Excerpts from an interface dataset
-*-
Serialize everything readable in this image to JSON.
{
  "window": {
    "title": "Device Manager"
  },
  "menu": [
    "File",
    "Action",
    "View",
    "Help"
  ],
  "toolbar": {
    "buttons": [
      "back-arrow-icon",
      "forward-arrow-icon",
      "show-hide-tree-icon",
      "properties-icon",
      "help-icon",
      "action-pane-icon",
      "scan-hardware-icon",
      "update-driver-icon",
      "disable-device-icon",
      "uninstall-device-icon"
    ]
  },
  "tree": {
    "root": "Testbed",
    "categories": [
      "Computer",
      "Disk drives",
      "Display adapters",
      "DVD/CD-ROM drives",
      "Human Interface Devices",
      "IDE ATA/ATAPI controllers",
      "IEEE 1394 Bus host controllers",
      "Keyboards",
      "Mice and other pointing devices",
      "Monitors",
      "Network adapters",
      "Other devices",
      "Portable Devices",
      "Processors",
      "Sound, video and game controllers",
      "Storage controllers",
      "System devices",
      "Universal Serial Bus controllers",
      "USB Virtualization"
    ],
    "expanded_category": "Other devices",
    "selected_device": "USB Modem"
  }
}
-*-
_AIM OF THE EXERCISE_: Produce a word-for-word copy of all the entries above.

_EXERCISE SOLUTION_:
Serialize everything readable in this image to JSON.
{
  "window": {
    "title": "Device Manager"
  },
  "menu": [
    "File",
    "Action",
    "View",
    "Help"
  ],
  "toolbar": {
    "buttons": [
      "back-arrow-icon",
      "forward-arrow-icon",
      "show-hide-tree-icon",
      "properties-icon",
      "help-icon",
      "action-pane-icon",
      "scan-hardware-icon",
      "update-driver-icon",
      "disable-device-icon",
      "uninstall-device-icon"
    ]
  },
  "tree": {
    "root": "Testbed",
    "categories": [
      "Computer",
      "Disk drives",
      "Display adapters",
      "DVD/CD-ROM drives",
      "Human Interface Devices",
      "IDE ATA/ATAPI controllers",
      "IEEE 1394 Bus host controllers",
      "Keyboards",
      "Mice and other pointing devices",
      "Monitors",
      "Network adapters",
      "Other devices",
      "Portable Devices",
      "Processors",
      "Sound, video and game controllers",
      "Storage controllers",
      "System devices",
      "Universal Serial Bus controllers",
      "USB Virtualization"
    ],
    "expanded_category": "Other devices",
    "selected_device": "USB Modem"
  }
}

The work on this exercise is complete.